Sunnyvale, Calif.-based Yahoo, as well as the Computer and Communications Industry Association, NetCoalition and the United States Internet Service Providers Association (USISPA), all based in Washington, have filed a brief with the U.S. 8th Circuit Court of Appeals seeking to overturn the decision by a Minneapolis judge who ruled that evidence gathered about a convicted child molester from Yahoo’s records had to be thrown out because police weren’t present during the search.
“From an industry perspective, this decision will be extremely burdensome on both Internet companies and law enforcement and maybe potentially more invasive of personal privacy,” said Kevin McGuiness, executive director of NetCoalition.
Stewart Baker, general counsel of the USISPA, also said the ruling could cause major problems for Internet service providers and law enforcement authorities. “This is an extraordinarily dangerous thing to do,” Baker said.
The ruling could mean that police would either have to stand behind IT professionals while they search through records or conduct the searches themselves. Baker said such a process could risk the exposure of private information of thousands of users and that a mistake by a police officer while searching for records could bring down a system.
But the attorney for Dale Bach, a Minneapolis man facing federal child pornography charges and a state charge of sex with a minor, said that doesn’t matter. Attorney William Orth said the Fourth Amendment to the Constitution sets down specific criteria for searches that are further codified in federal and state laws. In his client’s case, the search warrant was faxed to Yahoo.
Orth said that if Yahoo and other service providers don’t like the judge’s ruling, they must ask Congress to legislate changes. In the meantime, his client should go free, he said.
However, St. Paul Police Sgt. Brook Schaub, who arrested Bach, rejected that argument. Schaub said there aren’t enough police officers available with the computer expertise to conduct the searches themselves or to be physically present each time a service provider is served with a search warrant.
Internet service providers receive between 400 to 1,000 search warrants each month by law enforcement officials, according to industry sources.
Schaub, who has been on St. Paul’s Internet Crimes Against Children Task Force for five years, said he wouldn’t want to sit down at a computer terminal and search a service provider’s records for data that could be stored in computers all over the country or the world.
“Even the most technically astute police officer could cause a whole system to crash,” Schaub added.
No date has been set to hear the arguments in the case. In the meantime, the industry hopes that legislation unanimously passed by the House Judiciary Committee could offer some relief.

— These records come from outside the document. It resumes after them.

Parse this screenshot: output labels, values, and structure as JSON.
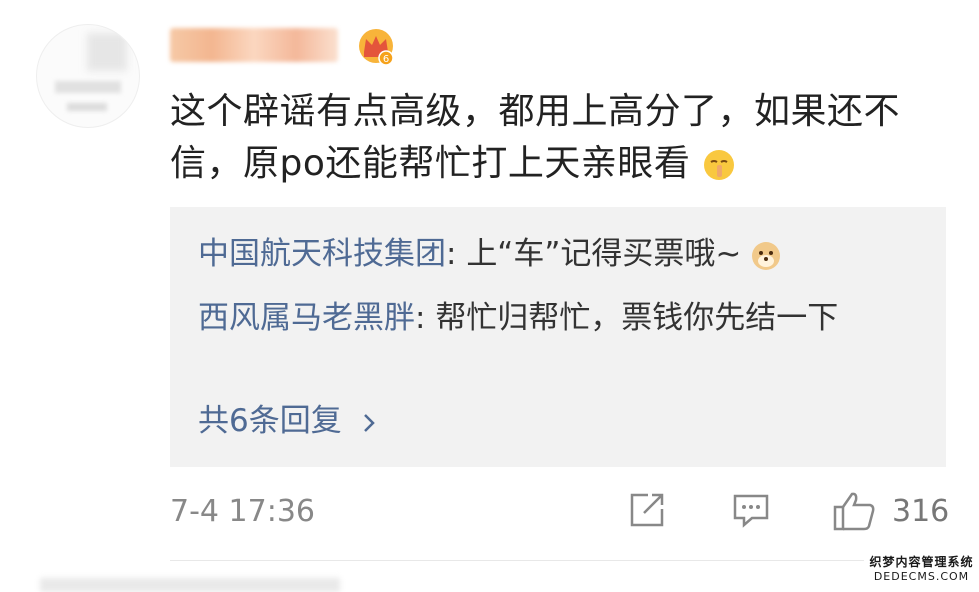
{
  "comment": {
    "text": "这个辟谣有点高级，都用上高分了，如果还不信，原po还能帮忙打上天亲眼看",
    "badge_level": "6",
    "time": "7-4 17:36",
    "like_count": "316"
  },
  "replies": [
    {
      "author": "中国航天科技集团",
      "sep": ": ",
      "text": "上“车”记得买票哦~"
    },
    {
      "author": "西风属马老黑胖",
      "sep": ": ",
      "text": "帮忙归帮忙，票钱你先结一下"
    }
  ],
  "more_replies": "共6条回复",
  "icons": {
    "crown": "crown-badge-icon",
    "shush": "shush-emoji-icon",
    "dog": "doge-emoji-icon",
    "share": "share-icon",
    "comment": "comment-icon",
    "like": "thumbs-up-icon",
    "chevron": "chevron-right-icon"
  },
  "colors": {
    "author": "#4f6a94",
    "reply_bg": "#f2f2f2",
    "meta": "#888888"
  },
  "watermark": {
    "line1": "织梦内容管理系统",
    "line2": "DEDECMS.COM"
  }
}
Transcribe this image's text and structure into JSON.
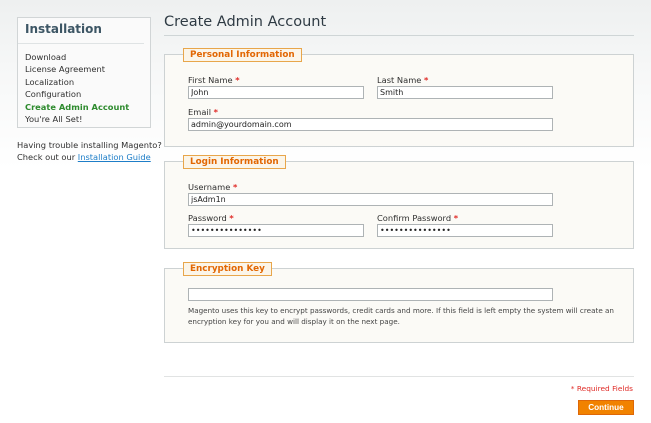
{
  "sidebar": {
    "title": "Installation",
    "steps": [
      {
        "label": "Download",
        "active": false
      },
      {
        "label": "License Agreement",
        "active": false
      },
      {
        "label": "Localization",
        "active": false
      },
      {
        "label": "Configuration",
        "active": false
      },
      {
        "label": "Create Admin Account",
        "active": true
      },
      {
        "label": "You're All Set!",
        "active": false
      }
    ],
    "help_line1": "Having trouble installing Magento?",
    "help_line2_prefix": "Check out our",
    "help_link": "Installation Guide"
  },
  "main": {
    "title": "Create Admin Account",
    "personal": {
      "legend": "Personal Information",
      "first_name_label": "First Name",
      "first_name_value": "John",
      "last_name_label": "Last Name",
      "last_name_value": "Smith",
      "email_label": "Email",
      "email_value": "admin@yourdomain.com"
    },
    "login": {
      "legend": "Login Information",
      "username_label": "Username",
      "username_value": "jsAdm1n",
      "password_label": "Password",
      "password_value": "•••••••••••••••",
      "confirm_label": "Confirm Password",
      "confirm_value": "•••••••••••••••"
    },
    "encryption": {
      "legend": "Encryption Key",
      "value": "",
      "note": "Magento uses this key to encrypt passwords, credit cards and more. If this field is left empty the system will create an encryption key for you and will display it on the next page."
    },
    "required_asterisk": "*",
    "required_note": "* Required Fields",
    "continue_label": "Continue"
  },
  "colors": {
    "accent": "#f18200",
    "legend_text": "#e26703",
    "active_step": "#2e8b2e",
    "required": "#e02b27",
    "link": "#1e7ec8"
  }
}
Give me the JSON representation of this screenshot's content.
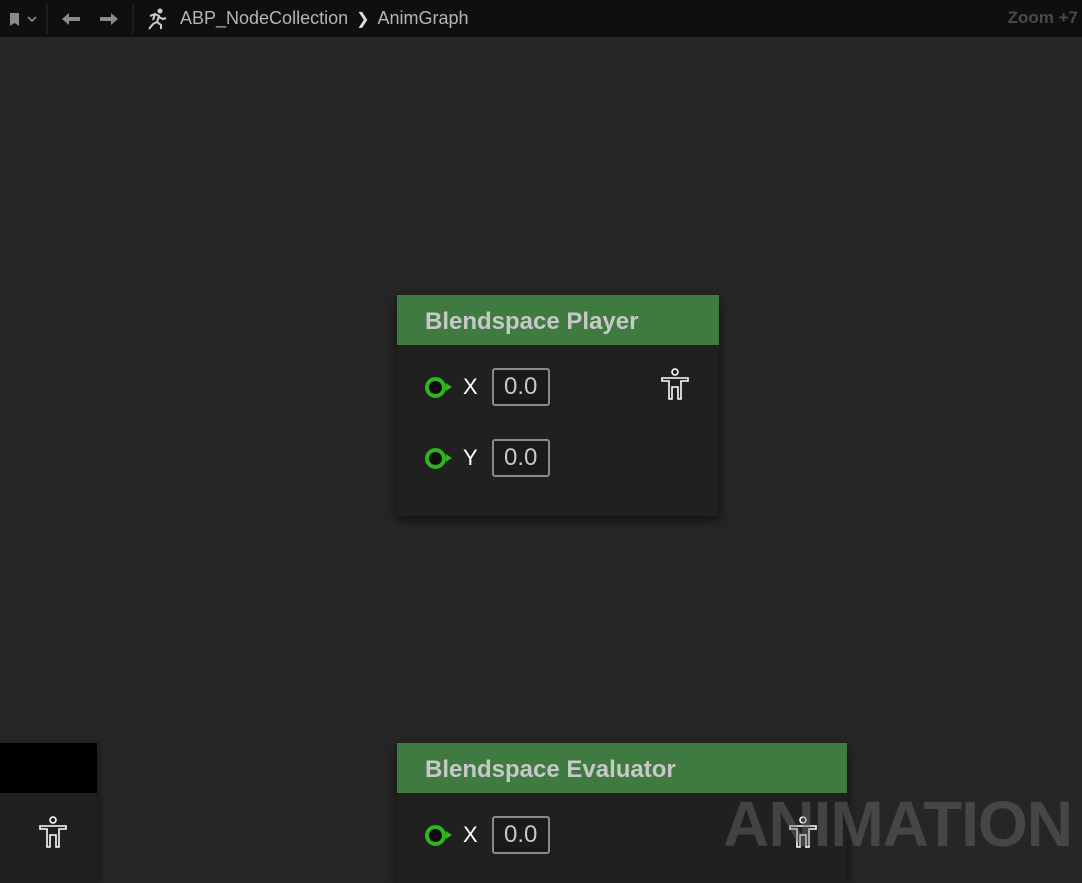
{
  "toolbar": {
    "breadcrumb": [
      "ABP_NodeCollection",
      "AnimGraph"
    ],
    "zoom_label": "Zoom +7"
  },
  "nodes": [
    {
      "title": "Blendspace Player",
      "pins": [
        {
          "label": "X",
          "value": "0.0"
        },
        {
          "label": "Y",
          "value": "0.0"
        }
      ]
    },
    {
      "title": "Blendspace Evaluator",
      "pins": [
        {
          "label": "X",
          "value": "0.0"
        }
      ]
    }
  ],
  "watermark": "ANIMATION",
  "colors": {
    "node_header": "#3f7b41",
    "pin": "#2fb41f",
    "canvas": "#262626"
  }
}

The bill, which U.S. Rep. Melissa Hart (R-Pa.) originally filed, would change the federal statute concerning search warrants to allow Internet service providers to comply with police search requests without a police officer being present. The bill, which has gained bipartisan support, still awaits a vote in the House before moving on to the Senate.